For me, for you, for all of us whom God has called to fulfill His purpose, He can and is and will redeem our baggage and transform it into blessing.

Tuesday, October 9, 2012

Control Freak Confessions. . .

I'm alive. Still here. Continuing to read my Bible and pray and seek God. I'm also a control freak. Continuing to try to manipulate God (in the nicest way) to give me what I want. It isn't working very well. Do you ever feel like you learn the same lessons over and over and over? A friend of mine refers to it as "coming around the mountain" again and again.

The longer I follow Jesus, the more I think there really isn't that much new to learn, just re-visiting bedrock truths until I finally rest in them.

I recently experienced a disappointment. Most of you can probably guess in what arena.  Apparently finding a husband requires dating, and dating requires risking, and risking often results in hurt. Intellectually, I understand this equation, and I understand that part of the dating process is figuring out whether to continue in said relationship, and that sometimes we all change our minds.

The tricky part, which I didn't realize until the last week or so, is not so much dealing with the other halves of the dating equation, but with the Lord. All through this process I have been trying to pray diligently.  Really godly, good prayers like "Lead and guide me.  Lead and guide him. I just want to glorify you. Do what is best." Don't those SOUND godly and humble? And they can be, depending on the heart from which they come.

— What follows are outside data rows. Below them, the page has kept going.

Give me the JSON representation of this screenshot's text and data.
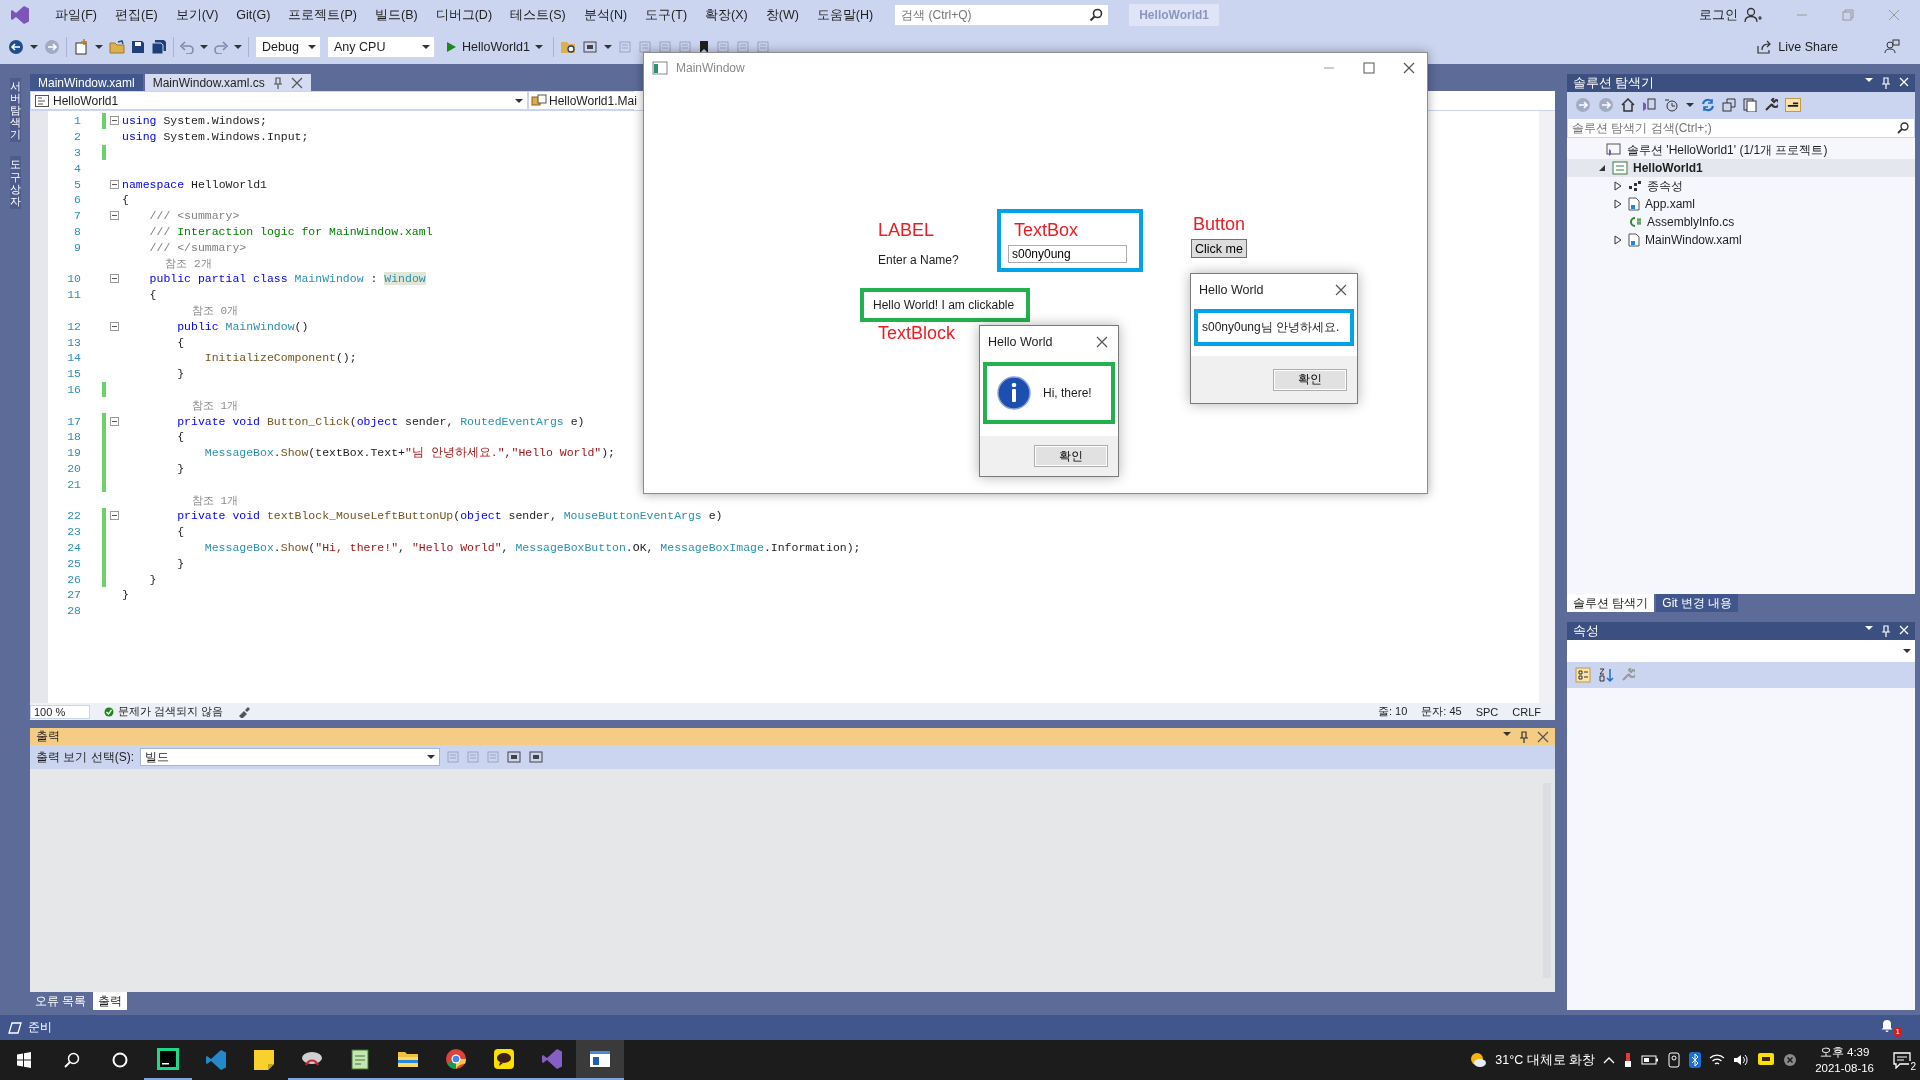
{
  "menu_bar": {
    "items": [
      "파일(F)",
      "편집(E)",
      "보기(V)",
      "Git(G)",
      "프로젝트(P)",
      "빌드(B)",
      "디버그(D)",
      "테스트(S)",
      "분석(N)",
      "도구(T)",
      "확장(X)",
      "창(W)",
      "도움말(H)"
    ],
    "search": {
      "placeholder": "검색 (Ctrl+Q)"
    },
    "solution_name": "HelloWorld1",
    "login": "로그인"
  },
  "toolbar": {
    "configuration": "Debug",
    "platform": "Any CPU",
    "start": "HelloWorld1",
    "live_share": "Live Share"
  },
  "side_strip": [
    "서버 탐색기",
    "도구 상자"
  ],
  "editor": {
    "tabs": [
      {
        "label": "MainWindow.xaml",
        "selected": false
      },
      {
        "label": "MainWindow.xaml.cs",
        "selected": true
      }
    ],
    "nav": [
      "HelloWorld1",
      "HelloWorld1.Mai"
    ],
    "lines": [
      {
        "kind": "code",
        "number": "1",
        "changed": true,
        "foldable": true,
        "tokens": [
          {
            "kind": "keyword",
            "text": "using"
          },
          {
            "kind": "plain",
            "text": " System.Windows;"
          }
        ]
      },
      {
        "kind": "code",
        "number": "2",
        "changed": false,
        "foldable": false,
        "tokens": [
          {
            "kind": "keyword",
            "text": "using"
          },
          {
            "kind": "plain",
            "text": " System.Windows.Input;"
          }
        ]
      },
      {
        "kind": "code",
        "number": "3",
        "changed": true,
        "foldable": false
      },
      {
        "kind": "code",
        "number": "4",
        "changed": false,
        "foldable": false
      },
      {
        "kind": "code",
        "number": "5",
        "changed": false,
        "foldable": true,
        "tokens": [
          {
            "kind": "keyword",
            "text": "namespace"
          },
          {
            "kind": "plain",
            "text": " HelloWorld1"
          }
        ]
      },
      {
        "kind": "code",
        "number": "6",
        "changed": false,
        "foldable": false,
        "tokens": [
          {
            "kind": "plain",
            "text": "{"
          }
        ]
      },
      {
        "kind": "code",
        "number": "7",
        "changed": false,
        "foldable": true,
        "tokens": [
          {
            "kind": "doc",
            "text": "    /// <summary>"
          }
        ]
      },
      {
        "kind": "code",
        "number": "8",
        "changed": false,
        "foldable": false,
        "tokens": [
          {
            "kind": "doc",
            "text": "    ///"
          },
          {
            "kind": "comment",
            "text": " Interaction logic for MainWindow.xaml"
          }
        ]
      },
      {
        "kind": "code",
        "number": "9",
        "changed": false,
        "foldable": false,
        "tokens": [
          {
            "kind": "doc",
            "text": "    /// </summary>"
          }
        ]
      },
      {
        "kind": "lens",
        "text": "    참조 2개"
      },
      {
        "kind": "code",
        "number": "10",
        "changed": false,
        "foldable": true,
        "tokens": [
          {
            "kind": "keyword",
            "text": "    public partial class"
          },
          {
            "kind": "type",
            "text": " MainWindow"
          },
          {
            "kind": "plain",
            "text": " : "
          },
          {
            "kind": "highlight",
            "text": "Window"
          }
        ]
      },
      {
        "kind": "code",
        "number": "11",
        "changed": false,
        "foldable": false,
        "tokens": [
          {
            "kind": "plain",
            "text": "    {"
          }
        ]
      },
      {
        "kind": "lens",
        "text": "        참조 0개"
      },
      {
        "kind": "code",
        "number": "12",
        "changed": false,
        "foldable": true,
        "tokens": [
          {
            "kind": "keyword",
            "text": "        public"
          },
          {
            "kind": "type",
            "text": " MainWindow"
          },
          {
            "kind": "plain",
            "text": "()"
          }
        ]
      },
      {
        "kind": "code",
        "number": "13",
        "changed": false,
        "foldable": false,
        "tokens": [
          {
            "kind": "plain",
            "text": "        {"
          }
        ]
      },
      {
        "kind": "code",
        "number": "14",
        "changed": false,
        "foldable": false,
        "tokens": [
          {
            "kind": "method",
            "text": "            InitializeComponent"
          },
          {
            "kind": "plain",
            "text": "();"
          }
        ]
      },
      {
        "kind": "code",
        "number": "15",
        "changed": false,
        "foldable": false,
        "tokens": [
          {
            "kind": "plain",
            "text": "        }"
          }
        ]
      },
      {
        "kind": "code",
        "number": "16",
        "changed": true,
        "foldable": false
      },
      {
        "kind": "lens",
        "text": "        참조 1개"
      },
      {
        "kind": "code",
        "number": "17",
        "changed": true,
        "foldable": true,
        "tokens": [
          {
            "kind": "keyword",
            "text": "        private void"
          },
          {
            "kind": "method",
            "text": " Button_Click"
          },
          {
            "kind": "plain",
            "text": "("
          },
          {
            "kind": "keyword",
            "text": "object"
          },
          {
            "kind": "plain",
            "text": " sender, "
          },
          {
            "kind": "type",
            "text": "RoutedEventArgs"
          },
          {
            "kind": "plain",
            "text": " e)"
          }
        ]
      },
      {
        "kind": "code",
        "number": "18",
        "changed": true,
        "foldable": false,
        "tokens": [
          {
            "kind": "plain",
            "text": "        {"
          }
        ]
      },
      {
        "kind": "code",
        "number": "19",
        "changed": true,
        "foldable": false,
        "tokens": [
          {
            "kind": "type",
            "text": "            MessageBox"
          },
          {
            "kind": "plain",
            "text": "."
          },
          {
            "kind": "method",
            "text": "Show"
          },
          {
            "kind": "plain",
            "text": "(textBox.Text+"
          },
          {
            "kind": "string",
            "text": "\"님 안녕하세요.\""
          },
          {
            "kind": "plain",
            "text": ","
          },
          {
            "kind": "string",
            "text": "\"Hello World\""
          },
          {
            "kind": "plain",
            "text": ");"
          }
        ]
      },
      {
        "kind": "code",
        "number": "20",
        "changed": true,
        "foldable": false,
        "tokens": [
          {
            "kind": "plain",
            "text": "        }"
          }
        ]
      },
      {
        "kind": "code",
        "number": "21",
        "changed": true,
        "foldable": false
      },
      {
        "kind": "lens",
        "text": "        참조 1개"
      },
      {
        "kind": "code",
        "number": "22",
        "changed": true,
        "foldable": true,
        "tokens": [
          {
            "kind": "keyword",
            "text": "        private void"
          },
          {
            "kind": "method",
            "text": " textBlock_MouseLeftButtonUp"
          },
          {
            "kind": "plain",
            "text": "("
          },
          {
            "kind": "keyword",
            "text": "object"
          },
          {
            "kind": "plain",
            "text": " sender, "
          },
          {
            "kind": "type",
            "text": "MouseButtonEventArgs"
          },
          {
            "kind": "plain",
            "text": " e)"
          }
        ]
      },
      {
        "kind": "code",
        "number": "23",
        "changed": true,
        "foldable": false,
        "tokens": [
          {
            "kind": "plain",
            "text": "        {"
          }
        ]
      },
      {
        "kind": "code",
        "number": "24",
        "changed": true,
        "foldable": false,
        "tokens": [
          {
            "kind": "type",
            "text": "            MessageBox"
          },
          {
            "kind": "plain",
            "text": "."
          },
          {
            "kind": "method",
            "text": "Show"
          },
          {
            "kind": "plain",
            "text": "("
          },
          {
            "kind": "string",
            "text": "\"Hi, there!\""
          },
          {
            "kind": "plain",
            "text": ", "
          },
          {
            "kind": "string",
            "text": "\"Hello World\""
          },
          {
            "kind": "plain",
            "text": ", "
          },
          {
            "kind": "type",
            "text": "MessageBoxButton"
          },
          {
            "kind": "plain",
            "text": ".OK, "
          },
          {
            "kind": "type",
            "text": "MessageBoxImage"
          },
          {
            "kind": "plain",
            "text": ".Information);"
          }
        ]
      },
      {
        "kind": "code",
        "number": "25",
        "changed": true,
        "foldable": false,
        "tokens": [
          {
            "kind": "plain",
            "text": "        }"
          }
        ]
      },
      {
        "kind": "code",
        "number": "26",
        "changed": true,
        "foldable": false,
        "tokens": [
          {
            "kind": "plain",
            "text": "    }"
          }
        ]
      },
      {
        "kind": "code",
        "number": "27",
        "changed": false,
        "foldable": false,
        "tokens": [
          {
            "kind": "plain",
            "text": "}"
          }
        ]
      },
      {
        "kind": "code",
        "number": "28",
        "changed": false,
        "foldable": false
      }
    ],
    "status": {
      "zoom": "100 %",
      "issues": "문제가 검색되지 않음",
      "line": "줄: 10",
      "column": "문자: 45",
      "whitespace": "SPC",
      "line_ending": "CRLF"
    }
  },
  "output": {
    "title": "출력",
    "source_label": "출력 보기 선택(S):",
    "source": "빌드",
    "tabs": [
      {
        "label": "오류 목록",
        "selected": false
      },
      {
        "label": "출력",
        "selected": true
      }
    ]
  },
  "solution_explorer": {
    "title": "솔루션 탐색기",
    "search": {
      "placeholder": "솔루션 탐색기 검색(Ctrl+;)"
    },
    "tree": [
      {
        "label": "솔루션 'HelloWorld1' (1/1개 프로젝트)",
        "kind": "solution",
        "selected": false,
        "children": [
          {
            "label": "HelloWorld1",
            "kind": "project",
            "selected": true,
            "expanded": true,
            "children": [
              {
                "label": "종속성",
                "kind": "dependencies",
                "selected": false,
                "expanded": false
              },
              {
                "label": "App.xaml",
                "kind": "xaml",
                "selected": false,
                "expanded": false
              },
              {
                "label": "AssemblyInfo.cs",
                "kind": "csharp",
                "selected": false
              },
              {
                "label": "MainWindow.xaml",
                "kind": "xaml",
                "selected": false,
                "expanded": false
              }
            ]
          }
        ]
      }
    ],
    "tabs": [
      {
        "label": "솔루션 탐색기",
        "selected": true
      },
      {
        "label": "Git 변경 내용",
        "selected": false
      }
    ]
  },
  "properties": {
    "title": "속성"
  },
  "status_bar": {
    "text": "준비",
    "notifications": "1"
  },
  "app_window": {
    "title": "MainWindow",
    "label": "Enter a Name?",
    "textbox_value": "s00ny0ung",
    "button": "Click me",
    "textblock": "Hello World! I am clickable",
    "annotations": [
      {
        "kind": "label",
        "text": "LABEL"
      },
      {
        "kind": "textbox",
        "text": "TextBox"
      },
      {
        "kind": "button",
        "text": "Button"
      },
      {
        "kind": "textblock",
        "text": "TextBlock"
      }
    ],
    "dialogs": [
      {
        "kind": "information",
        "title": "Hello World",
        "message": "Hi, there!",
        "button": "확인"
      },
      {
        "kind": "plain",
        "title": "Hello World",
        "message": "s00ny0ung님 안녕하세요.",
        "button": "확인"
      }
    ]
  },
  "taskbar": {
    "weather": "31°C 대체로 화창",
    "time": "오후 4:39",
    "date": "2021-08-16",
    "notifications": "2"
  }
}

Cynic that I am sometimes tempted to be, I know that my heart will never be completely pure until I die and am with Jesus. However, I tend to forget how selfish and manipulative my motives can be underneath the submitted-sounding words. I mean those words--I DO want the Lord to lead me, and I want Him to be glorified and I want Him to do what He wants with my life. But I also want Him to hear me and reward me for saying the right words and even trying to believe that I mean them 100%.

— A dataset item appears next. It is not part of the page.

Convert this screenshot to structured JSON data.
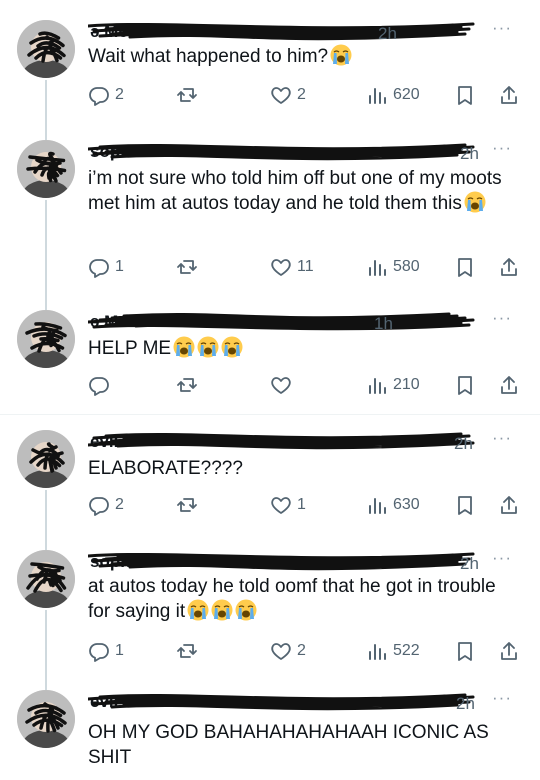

However, the proof comes when God answers my prayers in a way that I don't like. "No, not this time" is an answer. It is proof that the He is leading and guiding me; it's just that He's not leading me in the direction or guiding me into the relationship that I wanted. He's doing what's best for me because the Bibles tells me so (Romans 12:2 one example of reminding me that God's will is good, acceptable, and perfect), but it's not what I think is best. When I think this way, I end up angry at God. Mad that He's not giving me the goody when I tried to be the good girl.

After walking around in a funk for a week or two, I finally just sat down and really told the Lord exactly how I was feeling.  Somehow I never go straight to Him, but have to be miserable for a while first. Over and over I find that when I finally do get honest with God, I am able to see myself clearly, and the games that I play, and the reason I need Jesus in the first place. I am also finally able to breathe, to relax and to quit trying to make things happen.

Guess what? I can't control if I ever find a husband (well, at least if I ever find a good, godly one). When I try to control it, I end up stressed out and anxious, and with the danger of enshrining dating, a relationship, or marriage as an idol. In the preschool Sunday school class that I co-teach, we have been trying to explain to children how the Israelites built a golden calf to worship.  We made "jewelry" out of  Play-doh, smashed it up and then make a calf (well, kind of). It seemed utterly idiotic for the Jews to melt down their own earrings and then worship them. And yet, I am again reminded that I am not so different.

A touchstone verse for me the past year has been Psalm 138:8 (NAS):
The Lord will accomplish what concerns me;
Your lovingkindness, O Lord, is everlasting;
Do not forsake the works of Your hands.
 I need to stop saying it and start believing it!